  • M. Boyd

    My brother was a marine in Nam , it changed him, as it did other marines. He past away 2 Jan 2315 from brain cancer ( SIDE EFFECT AGENT ORANGE) till the day he died he was a proud Marine. I think ALL Nam Marines held the Honor of USA. Being a Vet will always make me proud of other services. But the Marines and Pilots opened the door for all the rest.

    • ‘Se

      I’m sorry for your loss, RIP

      • My heart goes out to all that served. That serve now. Although today’s military is way different. Its still war. Death & killing & lies like always.

  • Ronald R. Glaser

    I arrived in Pusan, Korea, on 2Aug50 with Machine gun plt, Dog Co, 2/5, 1st Marine Brigade. I have a couples sea stories to add buy my wife just informed me it was time for my nap. Maybe later. Semper Fi, RRG.

  • CavKitty

    I just want to say thanks for posting. Even though I’m an army wife, this day is tough for me. We lost a friend last deployment and the 4 combat deployments my husband has had have been hard on both of us. I’m away from my army family now and it comforts me to read all ya’lls posts. It’s hard when the people around me don’t understand but I try to be grateful for their kindness just the same. There is a lot of hurt, but I wouldn’t go back and change my decision to love and support my husband. God Bless all of you, and I mean it. Psalm 147:3

  • A big salute to those who have and are served/ing. Lets not forget those who have made the ultimate sacrifice for the great country that we live in The United States Of America. My heart goes out to all those families of fallen soldiers and wounded warriors. Thanks for your service and for fighting for my freedom. And on another note this piss ant isis militia t group SCREW THEM!!!! America lets show them what we are made of and kick some ass and take some names. God Bless.
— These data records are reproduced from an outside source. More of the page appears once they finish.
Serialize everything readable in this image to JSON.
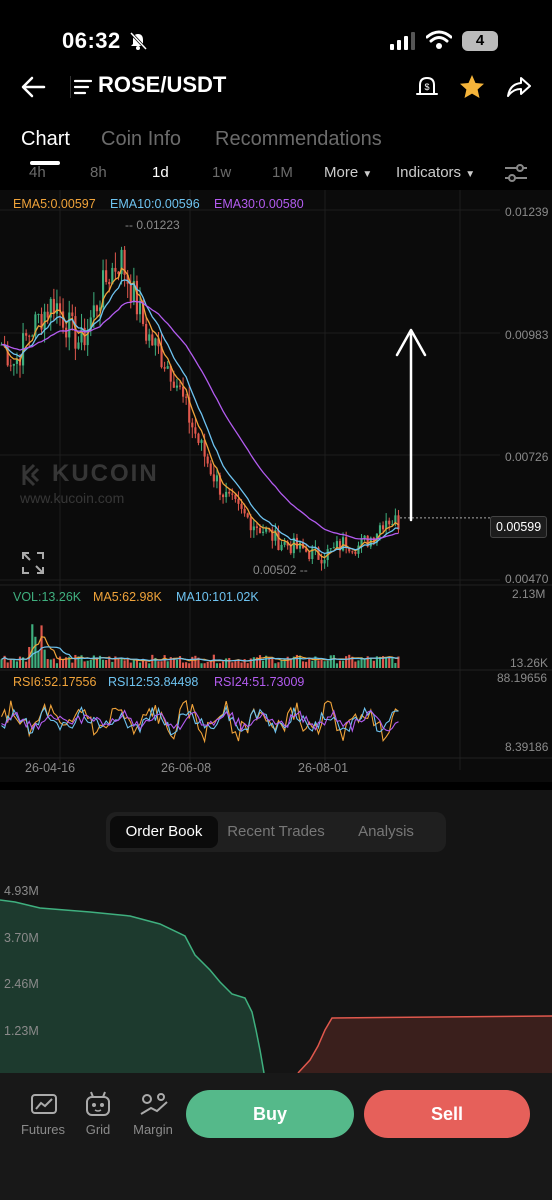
{
  "status_bar": {
    "time": "06:32",
    "battery": "4"
  },
  "header": {
    "pair": "ROSE/USDT"
  },
  "tabs": [
    {
      "label": "Chart"
    },
    {
      "label": "Coin Info"
    },
    {
      "label": "Recommendations"
    }
  ],
  "timeframes": [
    "4h",
    "8h",
    "1d",
    "1w",
    "1M"
  ],
  "timeframe_active": "1d",
  "more_label": "More",
  "indicators_label": "Indicators",
  "ema": {
    "ema5": "EMA5:0.00597",
    "ema10": "EMA10:0.00596",
    "ema30": "EMA30:0.00580"
  },
  "price_axis": [
    "0.01239",
    "0.00983",
    "0.00726",
    "0.00470"
  ],
  "high_label": "0.01223",
  "low_label": "0.00502",
  "current_price": "0.00599",
  "watermark": {
    "brand": "KUCOIN",
    "url": "www.kucoin.com"
  },
  "volume": {
    "vol": "VOL:13.26K",
    "ma5": "MA5:62.98K",
    "ma10": "MA10:101.02K",
    "axis_top": "2.13M",
    "axis_bottom": "13.26K"
  },
  "rsi": {
    "rsi6": "RSI6:52.17556",
    "rsi12": "RSI12:53.84498",
    "rsi24": "RSI24:51.73009",
    "axis_top": "88.19656",
    "axis_bottom": "8.39186"
  },
  "dates": [
    "26-04-16",
    "26-06-08",
    "26-08-01"
  ],
  "order_tabs": [
    {
      "label": "Order Book"
    },
    {
      "label": "Recent Trades"
    },
    {
      "label": "Analysis"
    }
  ],
  "depth_axis": [
    "4.93M",
    "3.70M",
    "2.46M",
    "1.23M"
  ],
  "bottom_nav": [
    {
      "label": "Futures"
    },
    {
      "label": "Grid"
    },
    {
      "label": "Margin"
    }
  ],
  "buy_label": "Buy",
  "sell_label": "Sell",
  "colors": {
    "up": "#3fb07f",
    "down": "#e0584d",
    "ema5": "#f0a33a",
    "ema10": "#6ec3f0",
    "ema30": "#b35cf0",
    "buy_btn": "#55b98a",
    "sell_btn": "#e6605a"
  },
  "chart_data": {
    "type": "candlestick",
    "x_labels": [
      "26-04-16",
      "26-06-08",
      "26-08-01"
    ],
    "ylim": [
      0.0047,
      0.01239
    ],
    "close_approx": [
      0.0096,
      0.0092,
      0.0098,
      0.0102,
      0.0105,
      0.01,
      0.0096,
      0.0103,
      0.011,
      0.0114,
      0.0106,
      0.0098,
      0.0094,
      0.009,
      0.0082,
      0.0075,
      0.0069,
      0.0064,
      0.0061,
      0.0059,
      0.0057,
      0.0055,
      0.0054,
      0.0053,
      0.0052,
      0.0053,
      0.0055,
      0.0054,
      0.0056,
      0.006,
      0.0059
    ],
    "high": 0.01223,
    "low": 0.00502,
    "last": 0.00599
  }
}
  • Bless all the men & women who share on here. It was different for each one. Memory may be scrambled. Who cares. Just love & be loved. Blessings to all! Amen!
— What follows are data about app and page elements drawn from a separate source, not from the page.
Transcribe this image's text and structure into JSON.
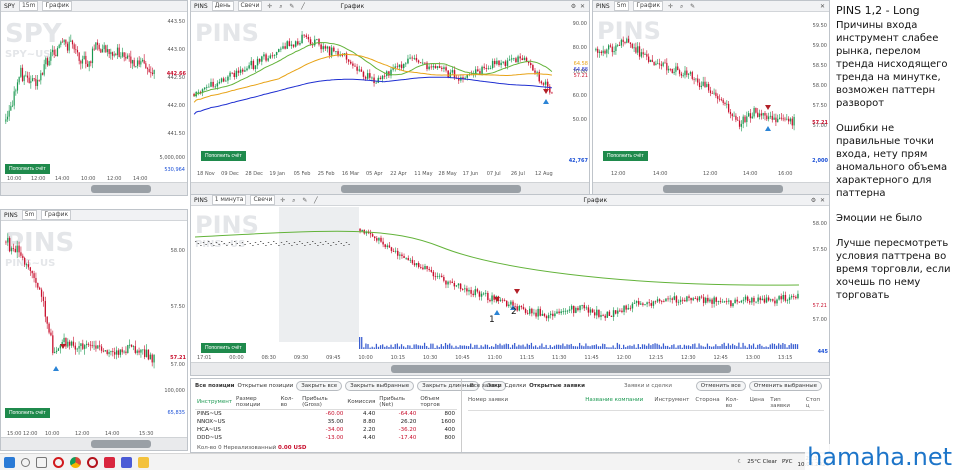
{
  "panels": {
    "spy": {
      "symbol": "SPY",
      "interval": "15m",
      "chart_type": "График",
      "watermark": "SPY",
      "sub": "SPY~US",
      "yticks": [
        "443.50",
        "443.00",
        "442.50",
        "442.00",
        "441.50"
      ],
      "price_badge": "442.66",
      "xticks": [
        "10:00",
        "12:00",
        "14:00",
        "10:00",
        "12:00",
        "14:00"
      ],
      "vol_ticks": [
        "5,000,000",
        "530,964"
      ],
      "deposit": "Пополнить счёт"
    },
    "pins_daily": {
      "symbol": "PINS",
      "interval": "День",
      "chart_type": "Свечи",
      "view": "График",
      "watermark": "PINS",
      "yticks": [
        "90.00",
        "80.00",
        "70.00",
        "60.00",
        "50.00"
      ],
      "price_badges": [
        "64.58",
        "64.88",
        "57.21"
      ],
      "xticks": [
        "18 Nov",
        "09 Dec",
        "28 Dec",
        "19 Jan",
        "05 Feb",
        "25 Feb",
        "16 Mar",
        "05 Apr",
        "22 Apr",
        "11 May",
        "28 May",
        "17 Jun",
        "07 Jul",
        "26 Jul",
        "12 Aug"
      ],
      "vol_tick": "42,767",
      "deposit": "Пополнить счёт"
    },
    "pins_top_right": {
      "symbol": "PINS",
      "interval": "5m",
      "chart_type": "График",
      "watermark": "PINS",
      "yticks": [
        "59.50",
        "59.00",
        "58.50",
        "58.00",
        "57.50",
        "57.00"
      ],
      "price_badge": "57.21",
      "xticks": [
        "12:00",
        "14:00",
        "12:00",
        "14:00",
        "16:00"
      ],
      "vol_tick": "2,000",
      "deposit": "Пополнить счёт"
    },
    "pins_left": {
      "symbol": "PINS",
      "interval": "5m",
      "chart_type": "График",
      "watermark": "PINS",
      "sub": "PINS~US",
      "yticks": [
        "58.00",
        "57.50",
        "57.00"
      ],
      "price_badge": "57.21",
      "xticks": [
        "15:00",
        "12:00",
        "10:00",
        "12:00",
        "14:00",
        "15:30"
      ],
      "vol_ticks": [
        "100,000",
        "65,835"
      ],
      "deposit": "Пополнить счёт"
    },
    "pins_1m": {
      "symbol": "PINS",
      "interval": "1 минута",
      "chart_type": "Свечи",
      "view": "График",
      "watermark": "PINS",
      "sub": "PINS~US",
      "yticks": [
        "58.00",
        "57.50",
        "57.21",
        "57.00"
      ],
      "xticks": [
        "17:01",
        "00:00",
        "08:30",
        "09:30",
        "09:45",
        "10:00",
        "10:15",
        "10:30",
        "10:45",
        "11:00",
        "11:15",
        "11:30",
        "11:45",
        "12:00",
        "12:15",
        "12:30",
        "12:45",
        "13:00",
        "13:15"
      ],
      "marker_labels": [
        "1",
        "2"
      ],
      "vol_tick": "445",
      "deposit": "Пополнить счёт"
    }
  },
  "positions": {
    "tabs": [
      "Все позиции",
      "Открытые позиции"
    ],
    "buttons": [
      "Закрыть все",
      "Закрыть выбранные",
      "Закрыть длинные",
      "Закр"
    ],
    "columns": [
      "Инструмент",
      "Размер позиции",
      "Кол-во",
      "Прибыль (Gross)",
      "Комиссия",
      "Прибыль (Net)",
      "Объем торгов"
    ],
    "rows": [
      {
        "instrument": "PINS~US",
        "size": "",
        "qty": "",
        "gross": "-60.00",
        "fee": "4.40",
        "net": "-64.40",
        "volume": "800"
      },
      {
        "instrument": "NNOX~US",
        "size": "",
        "qty": "",
        "gross": "35.00",
        "fee": "8.80",
        "net": "26.20",
        "volume": "1600"
      },
      {
        "instrument": "HCA~US",
        "size": "",
        "qty": "",
        "gross": "-34.00",
        "fee": "2.20",
        "net": "-36.20",
        "volume": "400"
      },
      {
        "instrument": "DDD~US",
        "size": "",
        "qty": "",
        "gross": "-13.00",
        "fee": "4.40",
        "net": "-17.40",
        "volume": "800"
      }
    ],
    "footer_label": "Кол-во 0  Нереализованный",
    "footer_value": "0.00 USD"
  },
  "orders": {
    "tabs": [
      "Все заявки",
      "Сделки",
      "Открытые заявки"
    ],
    "title": "Заявки и сделки",
    "buttons": [
      "Отменить все",
      "Отменить выбранные"
    ],
    "columns_left": [
      "Номер заявки"
    ],
    "columns_right": [
      "Название компании",
      "Инструмент",
      "Сторона",
      "Кол-во",
      "Цена",
      "Тип заявки",
      "Стоп ц"
    ]
  },
  "notes": {
    "title": "PINS 1,2 - Long",
    "reasons": "Причины входа инструмент слабее рынка, перелом тренда нисходящего тренда на минутке, возможен паттерн разворот",
    "errors": "Ошибки не правильные точки входа, нету прям аномального объема характерного для паттерна",
    "emotions": "Эмоции не было",
    "better": "Лучше пересмотреть условия паттрена во время торговли, если хочешь по нему торговать"
  },
  "taskbar": {
    "weather": "25°C  Clear",
    "lang": "РУС",
    "time": "22:37",
    "date": "10.08.2021"
  },
  "watermark_site": "hamaha.net",
  "colors": {
    "up": "#1a9850",
    "down": "#c8102e",
    "ma_fast": "#63b33a",
    "ma_mid": "#e8a317",
    "ma_slow": "#1f2fd1",
    "deposit": "#1f8a4c"
  }
}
  • Sammy

    ”Thailand sucks. Its hot, and nobody speaks english”

  • Rick Abraham

    13 hours? During the invasion of Panama in 1989 my day was usually 16 or sometimes 18 hours. Army retired 1976 to 1997. Lots of good times. Korea was great in the 70s and 80s.working at the DMZ wasn’t so good though. I feal for you vets that went to nam. missed it by a few years.